Coming back to the motherland is strangely disconcerting. Mistakes I hoped were dead and buried in my younger - significantly more reckless past - surface with frustrating regularity. And while I'm not averse to more recent, err, adventures, I detest coming face-to-face with how stupid-I-once-was.It's almost as if I was a different person then. And I'm a different person now. (Or I'd like to be).
Except it's not easy is it? Becoming someone else, even if that someone else is just yourself.
Former-me disappoints me in her lack of foresight. I don't understand how she could throw caution to the winds and just do things because they 'felt' right. (I don't understand how so many wrongs managed to feel right in the first place). Former-me was reckless, and stupid, and in her reckless stupidity didn't understand that the world does not revolve around her, that everyone she meets is not going to love her, that she cannot get what she wants when she wants it, and that the world at large is not focused on worshiping the ground beneath her feet. Silly girl, former-me.
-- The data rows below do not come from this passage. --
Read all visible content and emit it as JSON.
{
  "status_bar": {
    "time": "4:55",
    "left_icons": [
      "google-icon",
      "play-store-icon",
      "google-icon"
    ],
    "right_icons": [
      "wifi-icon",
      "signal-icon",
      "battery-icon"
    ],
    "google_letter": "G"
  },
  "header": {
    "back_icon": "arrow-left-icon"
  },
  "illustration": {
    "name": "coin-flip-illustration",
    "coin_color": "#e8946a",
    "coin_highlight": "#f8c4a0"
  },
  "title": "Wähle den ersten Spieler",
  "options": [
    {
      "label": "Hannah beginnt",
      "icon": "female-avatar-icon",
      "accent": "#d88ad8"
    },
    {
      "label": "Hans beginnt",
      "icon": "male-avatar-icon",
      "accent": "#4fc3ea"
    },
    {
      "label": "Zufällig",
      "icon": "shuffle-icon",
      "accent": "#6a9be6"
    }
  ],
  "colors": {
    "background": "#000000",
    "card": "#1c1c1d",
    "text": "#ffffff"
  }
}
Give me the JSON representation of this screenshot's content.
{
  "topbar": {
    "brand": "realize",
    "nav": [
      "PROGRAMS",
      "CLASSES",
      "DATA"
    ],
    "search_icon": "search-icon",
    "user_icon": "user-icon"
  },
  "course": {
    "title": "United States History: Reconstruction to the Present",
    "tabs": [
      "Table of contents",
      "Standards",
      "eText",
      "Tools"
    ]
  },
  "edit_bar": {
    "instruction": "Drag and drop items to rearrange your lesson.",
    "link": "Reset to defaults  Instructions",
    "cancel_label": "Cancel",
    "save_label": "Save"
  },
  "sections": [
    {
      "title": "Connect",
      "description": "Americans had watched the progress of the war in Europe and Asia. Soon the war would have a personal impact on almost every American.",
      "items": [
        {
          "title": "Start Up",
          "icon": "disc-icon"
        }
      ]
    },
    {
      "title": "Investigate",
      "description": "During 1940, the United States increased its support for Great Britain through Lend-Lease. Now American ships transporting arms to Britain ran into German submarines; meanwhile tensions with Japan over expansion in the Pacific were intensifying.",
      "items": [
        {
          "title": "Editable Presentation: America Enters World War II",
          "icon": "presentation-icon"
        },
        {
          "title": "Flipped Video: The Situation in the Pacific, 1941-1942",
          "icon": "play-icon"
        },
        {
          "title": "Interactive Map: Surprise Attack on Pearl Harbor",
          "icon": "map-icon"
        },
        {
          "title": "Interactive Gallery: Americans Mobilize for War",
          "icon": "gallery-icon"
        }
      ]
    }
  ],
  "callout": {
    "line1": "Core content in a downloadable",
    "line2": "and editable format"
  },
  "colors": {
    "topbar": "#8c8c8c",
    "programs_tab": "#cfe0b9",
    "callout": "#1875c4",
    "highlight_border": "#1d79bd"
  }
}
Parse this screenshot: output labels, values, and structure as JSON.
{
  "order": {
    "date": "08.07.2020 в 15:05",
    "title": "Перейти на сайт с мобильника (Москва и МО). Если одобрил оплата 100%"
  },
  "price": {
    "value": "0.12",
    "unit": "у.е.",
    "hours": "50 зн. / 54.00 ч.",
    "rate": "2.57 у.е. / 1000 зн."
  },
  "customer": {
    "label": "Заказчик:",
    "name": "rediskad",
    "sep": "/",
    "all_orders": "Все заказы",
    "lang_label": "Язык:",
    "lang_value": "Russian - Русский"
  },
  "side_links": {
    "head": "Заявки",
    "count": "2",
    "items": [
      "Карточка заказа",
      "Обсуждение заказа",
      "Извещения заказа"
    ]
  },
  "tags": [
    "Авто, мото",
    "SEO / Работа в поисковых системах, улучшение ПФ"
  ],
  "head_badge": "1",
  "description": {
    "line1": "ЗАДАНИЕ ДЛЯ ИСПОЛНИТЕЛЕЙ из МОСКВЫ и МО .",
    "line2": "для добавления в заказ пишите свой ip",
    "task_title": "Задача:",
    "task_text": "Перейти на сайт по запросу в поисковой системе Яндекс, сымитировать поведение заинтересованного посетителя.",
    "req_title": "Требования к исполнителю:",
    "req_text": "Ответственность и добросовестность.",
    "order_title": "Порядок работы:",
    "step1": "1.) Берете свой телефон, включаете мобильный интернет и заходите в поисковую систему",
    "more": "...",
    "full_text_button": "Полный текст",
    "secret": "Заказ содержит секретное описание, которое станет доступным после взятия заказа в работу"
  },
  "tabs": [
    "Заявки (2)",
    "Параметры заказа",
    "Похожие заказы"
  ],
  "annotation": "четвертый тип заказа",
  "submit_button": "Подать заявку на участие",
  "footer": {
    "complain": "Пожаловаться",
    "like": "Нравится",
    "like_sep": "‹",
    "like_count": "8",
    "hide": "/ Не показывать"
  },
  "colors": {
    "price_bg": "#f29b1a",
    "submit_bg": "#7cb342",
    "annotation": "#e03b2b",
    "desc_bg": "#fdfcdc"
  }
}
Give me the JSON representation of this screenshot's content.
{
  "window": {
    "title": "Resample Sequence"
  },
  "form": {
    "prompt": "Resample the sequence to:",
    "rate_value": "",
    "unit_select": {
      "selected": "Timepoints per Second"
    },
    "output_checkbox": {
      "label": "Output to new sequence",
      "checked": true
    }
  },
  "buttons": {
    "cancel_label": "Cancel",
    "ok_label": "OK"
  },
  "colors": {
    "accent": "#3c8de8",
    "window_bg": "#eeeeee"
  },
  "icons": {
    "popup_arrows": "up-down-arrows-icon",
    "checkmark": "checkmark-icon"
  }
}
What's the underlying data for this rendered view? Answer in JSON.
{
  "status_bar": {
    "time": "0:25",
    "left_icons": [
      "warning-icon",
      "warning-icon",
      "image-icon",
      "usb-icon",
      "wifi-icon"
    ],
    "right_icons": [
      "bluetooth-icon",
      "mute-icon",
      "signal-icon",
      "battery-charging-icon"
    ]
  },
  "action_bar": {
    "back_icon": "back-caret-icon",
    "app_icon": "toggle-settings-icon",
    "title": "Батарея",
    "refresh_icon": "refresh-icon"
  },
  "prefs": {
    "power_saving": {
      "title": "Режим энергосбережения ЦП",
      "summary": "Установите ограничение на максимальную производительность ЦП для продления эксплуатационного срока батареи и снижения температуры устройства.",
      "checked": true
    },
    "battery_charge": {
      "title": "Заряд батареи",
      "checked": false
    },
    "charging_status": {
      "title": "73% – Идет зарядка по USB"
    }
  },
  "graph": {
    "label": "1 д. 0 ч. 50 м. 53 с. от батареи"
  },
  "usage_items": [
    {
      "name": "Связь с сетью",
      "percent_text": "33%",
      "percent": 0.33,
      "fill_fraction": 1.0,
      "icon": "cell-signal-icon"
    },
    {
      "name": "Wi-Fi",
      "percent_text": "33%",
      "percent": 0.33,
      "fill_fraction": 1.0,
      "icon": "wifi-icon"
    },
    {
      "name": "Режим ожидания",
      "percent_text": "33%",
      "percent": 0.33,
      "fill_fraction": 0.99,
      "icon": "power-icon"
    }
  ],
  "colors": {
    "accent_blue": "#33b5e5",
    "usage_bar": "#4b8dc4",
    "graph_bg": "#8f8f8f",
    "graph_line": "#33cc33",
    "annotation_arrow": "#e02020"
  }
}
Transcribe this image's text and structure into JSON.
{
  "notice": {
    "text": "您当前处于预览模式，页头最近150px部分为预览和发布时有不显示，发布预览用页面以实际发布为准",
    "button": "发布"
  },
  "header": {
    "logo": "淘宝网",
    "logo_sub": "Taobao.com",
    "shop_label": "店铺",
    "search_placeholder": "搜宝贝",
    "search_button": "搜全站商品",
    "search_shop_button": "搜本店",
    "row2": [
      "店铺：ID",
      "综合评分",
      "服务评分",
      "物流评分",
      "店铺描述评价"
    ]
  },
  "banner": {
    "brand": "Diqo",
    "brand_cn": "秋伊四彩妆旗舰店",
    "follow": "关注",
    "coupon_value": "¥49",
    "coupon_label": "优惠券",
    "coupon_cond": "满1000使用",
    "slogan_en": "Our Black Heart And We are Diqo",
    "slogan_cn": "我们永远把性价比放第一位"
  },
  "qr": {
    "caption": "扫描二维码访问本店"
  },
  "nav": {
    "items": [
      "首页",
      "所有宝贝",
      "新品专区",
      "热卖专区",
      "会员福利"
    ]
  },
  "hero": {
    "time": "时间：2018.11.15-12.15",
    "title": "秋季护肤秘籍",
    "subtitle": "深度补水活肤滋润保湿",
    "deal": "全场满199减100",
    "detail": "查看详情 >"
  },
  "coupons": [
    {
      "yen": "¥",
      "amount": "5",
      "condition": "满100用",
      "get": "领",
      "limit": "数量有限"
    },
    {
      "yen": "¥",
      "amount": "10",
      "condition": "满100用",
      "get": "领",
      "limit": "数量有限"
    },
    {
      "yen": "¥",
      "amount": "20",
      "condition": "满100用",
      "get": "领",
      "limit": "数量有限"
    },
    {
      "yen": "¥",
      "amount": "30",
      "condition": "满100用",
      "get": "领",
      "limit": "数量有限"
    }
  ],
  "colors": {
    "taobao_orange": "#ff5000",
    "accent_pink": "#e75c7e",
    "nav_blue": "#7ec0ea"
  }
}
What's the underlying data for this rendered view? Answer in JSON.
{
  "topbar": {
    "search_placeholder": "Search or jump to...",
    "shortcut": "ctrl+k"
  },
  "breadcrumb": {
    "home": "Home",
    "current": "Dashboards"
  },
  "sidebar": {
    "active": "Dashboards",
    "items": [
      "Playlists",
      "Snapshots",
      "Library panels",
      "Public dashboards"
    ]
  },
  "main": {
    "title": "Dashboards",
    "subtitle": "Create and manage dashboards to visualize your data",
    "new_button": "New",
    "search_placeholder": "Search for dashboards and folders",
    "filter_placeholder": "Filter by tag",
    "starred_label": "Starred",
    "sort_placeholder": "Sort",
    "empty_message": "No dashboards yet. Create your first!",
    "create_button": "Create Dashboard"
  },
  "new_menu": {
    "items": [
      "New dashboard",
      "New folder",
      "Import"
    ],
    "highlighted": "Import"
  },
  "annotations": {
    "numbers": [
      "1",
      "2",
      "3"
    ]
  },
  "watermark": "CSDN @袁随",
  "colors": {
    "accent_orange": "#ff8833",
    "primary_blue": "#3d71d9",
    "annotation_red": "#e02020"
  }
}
But even as I look down on former-me's naive self-confidence, I wonder if she came face-to-face with present-me, would she approve of what I have become? Or would she tell me that I'm an idiot. Would she remind me that I'm 27, not 200 and tell me to throw away the baggage of cynical distrust and just believe - with all the naive enthusiasm that former-me was capable of - that humanity is ultimately good, that there 'is' such a thing as love and I-will-find-it, that relationships are meant to last and that they're worth investing in, that commitment is something to cherish not run-away from. Wisdom, she might say, is not always found in those who live longest.
So there I am, caught between former-me and present-me and not sure who wins out into future me. All I know is that assuming a button makes itself to my universe, there is little doubt that I'd be tempted to reinvent myself.
The real question is, who the hell do I want to become?